Haqqani: Let me just say that we need to have a very sensible approach to resolving the Siachen Glacier dispute. Both sides lose more people to frostbite in those glaciers than in actual fighting. So it’s in the interest of both sides to try and find a solution to that. The solution is almost there – it’s a question of signing it and moving on. The Sir Creek issue, that’s also something that can be resolved.

Chanda: This is on the border, near Sind?

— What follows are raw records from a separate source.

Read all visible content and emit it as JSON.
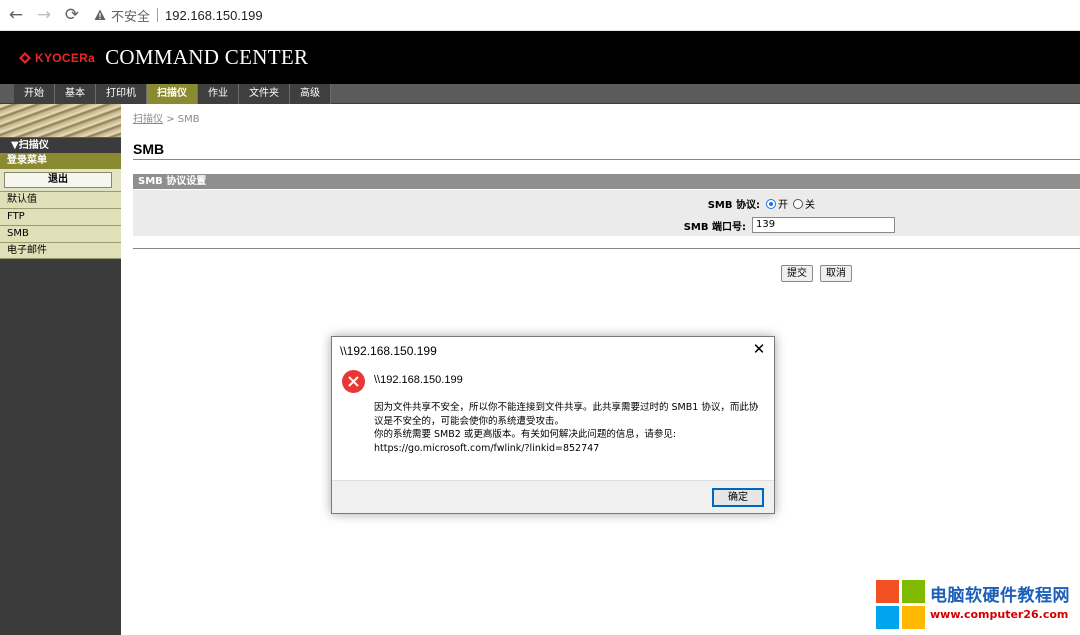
{
  "browser": {
    "insecure_label": "不安全",
    "url": "192.168.150.199"
  },
  "header": {
    "logo_text": "KYOCERa",
    "title": "COMMAND CENTER"
  },
  "tabs": [
    {
      "label": "开始"
    },
    {
      "label": "基本"
    },
    {
      "label": "打印机"
    },
    {
      "label": "扫描仪"
    },
    {
      "label": "作业"
    },
    {
      "label": "文件夹"
    },
    {
      "label": "高级"
    }
  ],
  "sidebar": {
    "section": "▼扫描仪",
    "login_menu": "登录菜单",
    "logout": "退出",
    "items": [
      {
        "label": "默认值"
      },
      {
        "label": "FTP"
      },
      {
        "label": "SMB"
      },
      {
        "label": "电子邮件"
      }
    ]
  },
  "main": {
    "breadcrumb_link": "扫描仪",
    "breadcrumb_sep": ">",
    "breadcrumb_current": "SMB",
    "title": "SMB",
    "section_header": "SMB 协议设置",
    "protocol_label": "SMB 协议:",
    "radio_on": "开",
    "radio_off": "关",
    "port_label": "SMB 端口号:",
    "port_value": "139",
    "submit": "提交",
    "cancel": "取消"
  },
  "dialog": {
    "title": "\\\\192.168.150.199",
    "path": "\\\\192.168.150.199",
    "message_line1": "因为文件共享不安全，所以你不能连接到文件共享。此共享需要过时的 SMB1 协议，而此协",
    "message_line2": "议是不安全的，可能会使你的系统遭受攻击。",
    "message_line3": "你的系统需要 SMB2 或更高版本。有关如何解决此问题的信息，请参见:",
    "message_line4": "https://go.microsoft.com/fwlink/?linkid=852747",
    "ok": "确定"
  },
  "watermark": {
    "title": "电脑软硬件教程网",
    "url": "www.computer26.com"
  },
  "colors": {
    "tab_active": "#8a8a30",
    "sidebar_bg": "#3b3b3b",
    "sidebar_item": "#e0e0b8",
    "error_red": "#e53935",
    "ok_border": "#0067c0"
  }
}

Haqqani: Basically, it’s a demarcation issue. My point is: Reduce the portfolio of disputes. Third, move forward on bilateral trade. Open up trade more. People-to-people contacts. We need to expand to range of contacts between the two people. Whenever Indians and Pakistanis meet, whether its over a curry or over a cricket match, or over a Masala movie, they always manage to be able to talk to each other in a much more friendly way than they can when they are just dealing with politics. So I think that people-to-people contacts need to be expanded. In terms of trade, we must understand that once the Indian markets open for Pakistani products, Pakistan gets access to a 1 billion strong market. And so there are opportunities for Pakistan. There are synergies between our two countries. Above all, Pakistan is the energy corridor for India. If there is an Iran-India pipeline, it will have to go through Pakistan. If there’s a Turkmenistan-India pipeline it will have to go through Afghanistan and Pakistan. If there’s a pipeline from the Gulf, it will have to go through Pakistan. So, all of those things are the basis from which we can hopefully open up our relationship and have less issues of hostility and more basis for cooperation.

Chanda: Final question, coming back to the United States. The presidential debate was yesterday. A lot of focus on foreign affairs was devoted to your country. How do you think that these two presidential candidates, their vision of Pakistan and how to deal with the problem, how do you see that?

Haqqani: I think that it would not be appropriate of me to insert myself into the American political debate, but let me say one thing: As ambassador, I am personally engaged with both campaigns. The advisors that Senator Obama and Senator McCain have, both of them have listened to our point of view. We have listened to theirs. Pakistan is important for the next president, whoever he may be. Pakistan is important for the United States. While we are not completely happy with the tone of the conversation about Pakistan these days, it’s important that for the first time Pakistan is receiving the attention that it deserves. Now you and I have known each other for many years. Pakistan has always been seen in the context of India-Pakistan relations or due to the Soviet war in the context of the war against the Soviets in Afghanistan or in the context of the war against terrorism. It’s about time that the US paid attention to Pakistan in its own right, a nation of 160 million people with a very strong army and nuclear weapons, with the potential for being a moderate, democratic, tolerant, pluralist state while at the same time having the threat of terrorism and militancy. Senator Joseph Biden is the author of a bill called the Biden-Luger Bill, which expects to triple civilian economic aid to Pakistan to $1.5 billion every year for five years and possibly for 10 years as a long-term engagement with Pakistan so that Pakistanis know that the United States is a friend of Pakistan. I think it’s time for Pakistan and the United States to move away from their short-term, quid pro quo engagements, and develop a strategic partnership for peace in that region and for consolidation of Pakistani democracy and strengthening of Pakistani democracy. And, I think that while there will be disagreements between candidates on how to do that, I think that the important thing is that both presidential candidates in the United States understand the importance of Pakistan and they also understand that for stability in Pakistan, there must be democracy, and that Pakistan’s stability is important to American security.

Chanda: With that, Ambassador Haqqani, thank you very much.

Haqqani: Pleasure talking to you.

© 2008 Yale Center for the Study of Globalization